### REQUIREMENT
Reproduce every line of the data, exactly and without its pictures.

(RECORDS TO USE Opens)

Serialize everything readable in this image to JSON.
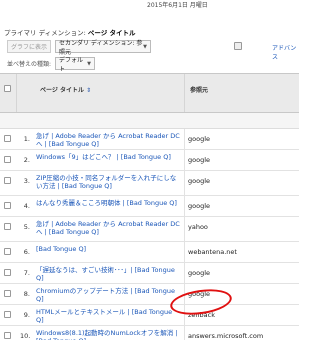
{
  "report": {
    "date": "2015年6月1日 月曜日",
    "primary_dimension_label": "プライマリ ディメンション:",
    "primary_dimension_value": "ページ タイトル"
  },
  "controls": {
    "plot_button": "グラフに表示",
    "secondary_dimension": "セカンダリ ディメンション: 参照元",
    "sort_label": "並べ替えの種類:",
    "sort_value": "デフォルト",
    "advanced_link": "アドバンス"
  },
  "table": {
    "col_page_title": "ページ タイトル",
    "col_referrer": "参照元",
    "rows": [
      {
        "num": "1.",
        "page": "急げ | Adobe Reader から Acrobat Reader DC へ | [Bad Tongue Q]",
        "ref": "google"
      },
      {
        "num": "2.",
        "page": "Windows「9」はどこへ？ | [Bad Tongue Q]",
        "ref": "google"
      },
      {
        "num": "3.",
        "page": "ZIP圧縮の小技・同名フォルダーを入れ子にしない方法 | [Bad Tongue Q]",
        "ref": "google"
      },
      {
        "num": "4.",
        "page": "はんなり秀麗＆こころ明朝体 | [Bad Tongue Q]",
        "ref": "google"
      },
      {
        "num": "5.",
        "page": "急げ | Adobe Reader から Acrobat Reader DC へ | [Bad Tongue Q]",
        "ref": "yahoo"
      },
      {
        "num": "6.",
        "page": "[Bad Tongue Q]",
        "ref": "webantena.net"
      },
      {
        "num": "7.",
        "page": "「遅延なうは、すごい技術･･･」| [Bad Tongue Q]",
        "ref": "google"
      },
      {
        "num": "8.",
        "page": "Chromiumのアップデート方法 | [Bad Tongue Q]",
        "ref": "google"
      },
      {
        "num": "9.",
        "page": "HTMLメールとテキストメール | [Bad Tongue Q]",
        "ref": "zenback"
      },
      {
        "num": "10.",
        "page": "Windows8(8.1)起動時のNumLockオフを解消 | [Bad Tongue Q]",
        "ref": "answers.microsoft.com"
      }
    ]
  },
  "colors": {
    "link": "#1a56b8",
    "highlight": "#e01010"
  }
}
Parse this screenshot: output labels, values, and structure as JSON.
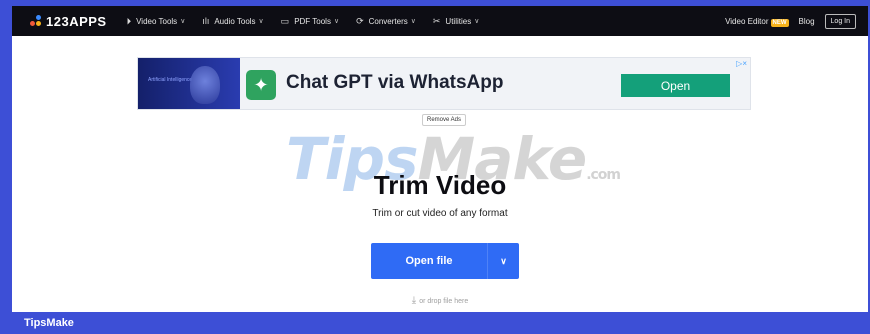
{
  "brand": {
    "name": "123APPS"
  },
  "nav": [
    {
      "label": "Video Tools",
      "icon": "video-icon",
      "glyph": "⏵"
    },
    {
      "label": "Audio Tools",
      "icon": "waveform-icon",
      "glyph": "ılı"
    },
    {
      "label": "PDF Tools",
      "icon": "document-icon",
      "glyph": "▭"
    },
    {
      "label": "Converters",
      "icon": "refresh-icon",
      "glyph": "⟳"
    },
    {
      "label": "Utilities",
      "icon": "tools-icon",
      "glyph": "✂"
    }
  ],
  "topbar_right": {
    "video_editor": "Video Editor",
    "new_badge": "NEW",
    "blog": "Blog",
    "login": "Log In"
  },
  "ad": {
    "left_text": "Artificial Intelligence",
    "title": "Chat GPT via WhatsApp",
    "cta": "Open",
    "marker": "▷×",
    "remove": "Remove Ads"
  },
  "watermark": {
    "part1": "Tips",
    "part2": "Make",
    "suffix": ".com"
  },
  "main": {
    "title": "Trim Video",
    "subtitle": "Trim or cut video of any format",
    "open_file": "Open file",
    "drop_hint": "or drop file here"
  },
  "footer": {
    "label": "TipsMake"
  },
  "colors": {
    "accent": "#2f6bf5",
    "topbar": "#0d0d14",
    "frame": "#3d4fd6",
    "ad_cta": "#14a07a",
    "badge": "#f6b21b"
  }
}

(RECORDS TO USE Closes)

### RESPONSE FOR THIS EXERCISE
Serialize everything readable in this image to JSON.
{
  "report": {
    "date": "2015年6月1日 月曜日",
    "primary_dimension_label": "プライマリ ディメンション:",
    "primary_dimension_value": "ページ タイトル"
  },
  "controls": {
    "plot_button": "グラフに表示",
    "secondary_dimension": "セカンダリ ディメンション: 参照元",
    "sort_label": "並べ替えの種類:",
    "sort_value": "デフォルト",
    "advanced_link": "アドバンス"
  },
  "table": {
    "col_page_title": "ページ タイトル",
    "col_referrer": "参照元",
    "rows": [
      {
        "num": "1.",
        "page": "急げ | Adobe Reader から Acrobat Reader DC へ | [Bad Tongue Q]",
        "ref": "google"
      },
      {
        "num": "2.",
        "page": "Windows「9」はどこへ？ | [Bad Tongue Q]",
        "ref": "google"
      },
      {
        "num": "3.",
        "page": "ZIP圧縮の小技・同名フォルダーを入れ子にしない方法 | [Bad Tongue Q]",
        "ref": "google"
      },
      {
        "num": "4.",
        "page": "はんなり秀麗＆こころ明朝体 | [Bad Tongue Q]",
        "ref": "google"
      },
      {
        "num": "5.",
        "page": "急げ | Adobe Reader から Acrobat Reader DC へ | [Bad Tongue Q]",
        "ref": "yahoo"
      },
      {
        "num": "6.",
        "page": "[Bad Tongue Q]",
        "ref": "webantena.net"
      },
      {
        "num": "7.",
        "page": "「遅延なうは、すごい技術･･･」| [Bad Tongue Q]",
        "ref": "google"
      },
      {
        "num": "8.",
        "page": "Chromiumのアップデート方法 | [Bad Tongue Q]",
        "ref": "google"
      },
      {
        "num": "9.",
        "page": "HTMLメールとテキストメール | [Bad Tongue Q]",
        "ref": "zenback"
      },
      {
        "num": "10.",
        "page": "Windows8(8.1)起動時のNumLockオフを解消 | [Bad Tongue Q]",
        "ref": "answers.microsoft.com"
      }
    ]
  },
  "colors": {
    "link": "#1a56b8",
    "highlight": "#e01010"
  }
}
Parse this screenshot: output labels, values, and structure as JSON.
{
  "brand": {
    "name": "123APPS"
  },
  "nav": [
    {
      "label": "Video Tools",
      "icon": "video-icon",
      "glyph": "⏵"
    },
    {
      "label": "Audio Tools",
      "icon": "waveform-icon",
      "glyph": "ılı"
    },
    {
      "label": "PDF Tools",
      "icon": "document-icon",
      "glyph": "▭"
    },
    {
      "label": "Converters",
      "icon": "refresh-icon",
      "glyph": "⟳"
    },
    {
      "label": "Utilities",
      "icon": "tools-icon",
      "glyph": "✂"
    }
  ],
  "topbar_right": {
    "video_editor": "Video Editor",
    "new_badge": "NEW",
    "blog": "Blog",
    "login": "Log In"
  },
  "ad": {
    "left_text": "Artificial Intelligence",
    "title": "Chat GPT via WhatsApp",
    "cta": "Open",
    "marker": "▷×",
    "remove": "Remove Ads"
  },
  "watermark": {
    "part1": "Tips",
    "part2": "Make",
    "suffix": ".com"
  },
  "main": {
    "title": "Trim Video",
    "subtitle": "Trim or cut video of any format",
    "open_file": "Open file",
    "drop_hint": "or drop file here"
  },
  "footer": {
    "label": "TipsMake"
  },
  "colors": {
    "accent": "#2f6bf5",
    "topbar": "#0d0d14",
    "frame": "#3d4fd6",
    "ad_cta": "#14a07a",
    "badge": "#f6b21b"
  }
}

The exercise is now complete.